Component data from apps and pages
=-=-=-=-=

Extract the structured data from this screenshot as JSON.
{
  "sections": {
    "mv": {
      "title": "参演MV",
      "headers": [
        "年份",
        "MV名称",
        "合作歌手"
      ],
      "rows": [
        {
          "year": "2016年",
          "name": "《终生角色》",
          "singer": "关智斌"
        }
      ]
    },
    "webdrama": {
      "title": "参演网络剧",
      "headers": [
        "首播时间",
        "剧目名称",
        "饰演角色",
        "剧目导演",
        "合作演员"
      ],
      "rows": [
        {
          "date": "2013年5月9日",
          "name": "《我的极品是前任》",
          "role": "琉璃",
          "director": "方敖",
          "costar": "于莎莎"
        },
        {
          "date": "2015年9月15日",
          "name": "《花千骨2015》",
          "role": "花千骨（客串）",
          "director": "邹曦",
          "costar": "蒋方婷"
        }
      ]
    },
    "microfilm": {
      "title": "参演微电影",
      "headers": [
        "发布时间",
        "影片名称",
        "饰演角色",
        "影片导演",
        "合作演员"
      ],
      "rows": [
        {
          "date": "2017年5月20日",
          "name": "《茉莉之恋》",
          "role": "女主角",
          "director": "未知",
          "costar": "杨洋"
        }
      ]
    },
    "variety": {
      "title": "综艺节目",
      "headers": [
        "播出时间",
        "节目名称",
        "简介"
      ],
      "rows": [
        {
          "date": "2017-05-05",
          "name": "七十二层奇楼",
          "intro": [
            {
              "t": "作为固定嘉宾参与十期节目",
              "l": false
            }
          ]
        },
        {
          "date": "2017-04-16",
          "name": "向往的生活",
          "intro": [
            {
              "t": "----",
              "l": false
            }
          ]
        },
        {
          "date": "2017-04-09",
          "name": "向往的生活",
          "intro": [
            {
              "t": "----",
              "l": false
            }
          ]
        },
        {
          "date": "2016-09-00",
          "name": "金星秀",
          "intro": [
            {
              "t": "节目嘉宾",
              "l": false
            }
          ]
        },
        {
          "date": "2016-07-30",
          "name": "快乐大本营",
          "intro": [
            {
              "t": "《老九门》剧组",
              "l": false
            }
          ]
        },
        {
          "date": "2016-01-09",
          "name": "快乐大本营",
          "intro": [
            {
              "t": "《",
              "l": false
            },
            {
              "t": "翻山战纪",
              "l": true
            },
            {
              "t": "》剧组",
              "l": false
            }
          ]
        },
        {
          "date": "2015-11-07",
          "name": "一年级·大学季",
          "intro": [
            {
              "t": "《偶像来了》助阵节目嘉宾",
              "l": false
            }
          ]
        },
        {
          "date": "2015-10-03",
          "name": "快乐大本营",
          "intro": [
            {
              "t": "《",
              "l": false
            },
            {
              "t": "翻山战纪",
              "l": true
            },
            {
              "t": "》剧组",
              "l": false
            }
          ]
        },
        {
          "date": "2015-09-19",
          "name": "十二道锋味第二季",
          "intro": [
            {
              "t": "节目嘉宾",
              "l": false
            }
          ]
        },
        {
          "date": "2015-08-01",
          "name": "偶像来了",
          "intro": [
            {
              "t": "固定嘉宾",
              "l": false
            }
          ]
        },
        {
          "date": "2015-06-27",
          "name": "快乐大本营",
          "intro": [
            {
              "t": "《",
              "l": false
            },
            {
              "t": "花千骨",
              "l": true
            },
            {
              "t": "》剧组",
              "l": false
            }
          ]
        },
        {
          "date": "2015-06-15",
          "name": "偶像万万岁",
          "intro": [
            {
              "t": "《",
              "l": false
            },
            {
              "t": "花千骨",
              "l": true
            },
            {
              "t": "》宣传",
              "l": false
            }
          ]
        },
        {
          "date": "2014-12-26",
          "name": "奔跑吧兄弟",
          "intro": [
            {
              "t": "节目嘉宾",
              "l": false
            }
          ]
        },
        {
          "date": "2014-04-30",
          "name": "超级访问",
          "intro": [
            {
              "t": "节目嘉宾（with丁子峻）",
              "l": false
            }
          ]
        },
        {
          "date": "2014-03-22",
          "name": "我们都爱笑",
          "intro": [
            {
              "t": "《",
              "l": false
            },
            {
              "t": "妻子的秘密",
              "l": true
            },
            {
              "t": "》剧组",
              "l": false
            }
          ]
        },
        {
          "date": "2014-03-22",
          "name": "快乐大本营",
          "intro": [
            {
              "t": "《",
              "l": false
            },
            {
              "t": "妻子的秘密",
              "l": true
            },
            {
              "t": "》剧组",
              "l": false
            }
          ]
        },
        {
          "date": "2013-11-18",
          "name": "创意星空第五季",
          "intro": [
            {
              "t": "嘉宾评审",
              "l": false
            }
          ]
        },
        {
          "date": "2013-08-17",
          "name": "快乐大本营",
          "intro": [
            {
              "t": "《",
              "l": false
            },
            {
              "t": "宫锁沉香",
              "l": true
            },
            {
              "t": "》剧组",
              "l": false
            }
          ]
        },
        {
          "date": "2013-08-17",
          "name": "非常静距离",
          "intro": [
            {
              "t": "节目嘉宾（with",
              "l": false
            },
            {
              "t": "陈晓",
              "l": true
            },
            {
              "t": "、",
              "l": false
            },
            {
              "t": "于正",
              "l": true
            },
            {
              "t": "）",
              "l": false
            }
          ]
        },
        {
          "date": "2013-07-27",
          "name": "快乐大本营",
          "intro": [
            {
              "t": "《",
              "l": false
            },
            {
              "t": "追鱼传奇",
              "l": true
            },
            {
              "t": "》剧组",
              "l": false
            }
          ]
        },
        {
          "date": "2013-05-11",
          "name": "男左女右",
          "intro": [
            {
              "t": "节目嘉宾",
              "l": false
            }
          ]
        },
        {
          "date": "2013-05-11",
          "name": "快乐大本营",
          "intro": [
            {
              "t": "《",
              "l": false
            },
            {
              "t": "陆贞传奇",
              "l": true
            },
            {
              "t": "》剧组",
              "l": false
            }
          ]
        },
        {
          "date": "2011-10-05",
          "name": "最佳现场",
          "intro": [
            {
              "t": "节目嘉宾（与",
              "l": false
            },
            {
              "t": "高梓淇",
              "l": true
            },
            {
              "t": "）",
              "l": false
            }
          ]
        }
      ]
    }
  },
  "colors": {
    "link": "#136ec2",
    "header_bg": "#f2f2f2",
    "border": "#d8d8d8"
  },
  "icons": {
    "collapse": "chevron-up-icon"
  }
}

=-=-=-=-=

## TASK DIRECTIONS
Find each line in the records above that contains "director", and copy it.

## RESULT OF THIS EXERCISE
          "director": "方敖",
          "director": "邹曦",
          "director": "未知",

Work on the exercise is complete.